It is sinister and unconscious, a toxic unawareness that seeps into all communications and puts the weight of responsibility and expectation onto The Woman.
I will call this The Game of Birth.
It is a game about power, about control. A game of Dark and Light. The aim of the game is to keep it light. The rules are simple, but never implicit. You sense the rules. And if you do not play by the rules the game gets dark. Very dark. The stakes are high.
In reading through the literature on birth plans, I discovered this undertone. The language women are expected to use, to signify their place beneath the authority, includes 'being polite' and using 'preferences'. Women must be 'flexible', which is code for obedient.
We often hear that a 'birth plan' should use polite language, not be 'adversarial', and be concise. All of this ignores the intent and purpose of a birth plan: to communicate a woman's informed decisions.
The woman is expected to consider the emotional needs of her care provider, her partner and any other staff she may (or may not) encounter. She carries this unspoken burden, or mental load.
Why is a woman simply stating her informed decisions considered impolite, or adversarial, or defensive? Why must women continually step aside, and make room for the feelings of others, whilst her own are utterly disregarded?
All that matters is a healthy (alive) baby
THE GAME STATES: A woman who attempts to experience birth is selfish, or irrational. She is not thinking of the baby's safety. She can not be trusted, and is not worthy of respect.
This illogical statement is human rights violation.
Women are expected to carry this burden of everyone's needs, and yet not trust with it.
This catch 22, is wrapped up in the concept of informed consent.

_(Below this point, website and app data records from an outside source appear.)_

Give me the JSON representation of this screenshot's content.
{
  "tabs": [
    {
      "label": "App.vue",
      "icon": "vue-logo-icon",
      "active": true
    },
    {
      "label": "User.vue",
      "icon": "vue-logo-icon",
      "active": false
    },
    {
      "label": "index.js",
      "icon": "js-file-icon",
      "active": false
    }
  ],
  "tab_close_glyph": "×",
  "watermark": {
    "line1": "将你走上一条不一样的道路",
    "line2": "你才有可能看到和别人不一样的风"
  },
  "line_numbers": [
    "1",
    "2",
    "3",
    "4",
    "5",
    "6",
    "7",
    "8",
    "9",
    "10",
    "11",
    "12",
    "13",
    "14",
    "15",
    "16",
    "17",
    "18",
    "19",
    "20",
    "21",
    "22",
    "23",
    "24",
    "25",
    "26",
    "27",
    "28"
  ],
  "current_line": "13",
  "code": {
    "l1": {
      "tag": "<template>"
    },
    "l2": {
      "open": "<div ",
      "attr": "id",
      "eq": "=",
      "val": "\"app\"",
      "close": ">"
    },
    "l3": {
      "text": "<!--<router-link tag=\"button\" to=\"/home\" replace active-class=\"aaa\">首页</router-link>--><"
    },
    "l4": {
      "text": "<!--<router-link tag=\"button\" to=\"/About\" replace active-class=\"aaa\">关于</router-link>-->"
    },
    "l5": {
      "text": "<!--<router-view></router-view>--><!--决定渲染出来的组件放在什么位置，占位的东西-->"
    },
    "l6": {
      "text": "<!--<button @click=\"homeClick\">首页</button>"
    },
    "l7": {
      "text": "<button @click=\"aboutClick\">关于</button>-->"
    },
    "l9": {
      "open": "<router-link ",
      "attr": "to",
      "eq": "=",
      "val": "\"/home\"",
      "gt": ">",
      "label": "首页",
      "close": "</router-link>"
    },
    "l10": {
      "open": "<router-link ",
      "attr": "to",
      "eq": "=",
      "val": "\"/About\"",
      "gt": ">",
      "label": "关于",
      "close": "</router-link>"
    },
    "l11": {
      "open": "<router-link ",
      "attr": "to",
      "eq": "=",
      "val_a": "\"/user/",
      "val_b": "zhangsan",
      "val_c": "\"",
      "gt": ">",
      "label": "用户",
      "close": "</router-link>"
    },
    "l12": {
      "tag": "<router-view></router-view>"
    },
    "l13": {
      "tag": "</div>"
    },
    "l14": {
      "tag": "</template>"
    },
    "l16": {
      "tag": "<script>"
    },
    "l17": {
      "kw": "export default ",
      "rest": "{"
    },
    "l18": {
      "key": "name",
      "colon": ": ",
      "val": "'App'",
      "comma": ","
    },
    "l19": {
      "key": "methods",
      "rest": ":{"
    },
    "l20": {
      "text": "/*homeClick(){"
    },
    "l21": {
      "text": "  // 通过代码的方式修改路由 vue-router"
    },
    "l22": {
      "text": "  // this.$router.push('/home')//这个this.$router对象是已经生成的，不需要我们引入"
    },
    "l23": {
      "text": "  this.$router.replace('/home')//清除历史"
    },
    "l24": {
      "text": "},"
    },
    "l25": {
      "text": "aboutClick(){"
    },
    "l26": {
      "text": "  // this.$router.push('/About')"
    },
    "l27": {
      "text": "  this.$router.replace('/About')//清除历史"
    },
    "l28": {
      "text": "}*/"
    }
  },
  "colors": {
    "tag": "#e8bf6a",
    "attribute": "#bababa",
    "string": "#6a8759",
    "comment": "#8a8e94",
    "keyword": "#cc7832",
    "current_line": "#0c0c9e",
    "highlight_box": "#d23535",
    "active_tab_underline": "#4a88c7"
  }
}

At no point in the game is a woman issued with instructions or guidance. At no point are any clues given.
This is called woman-centred care.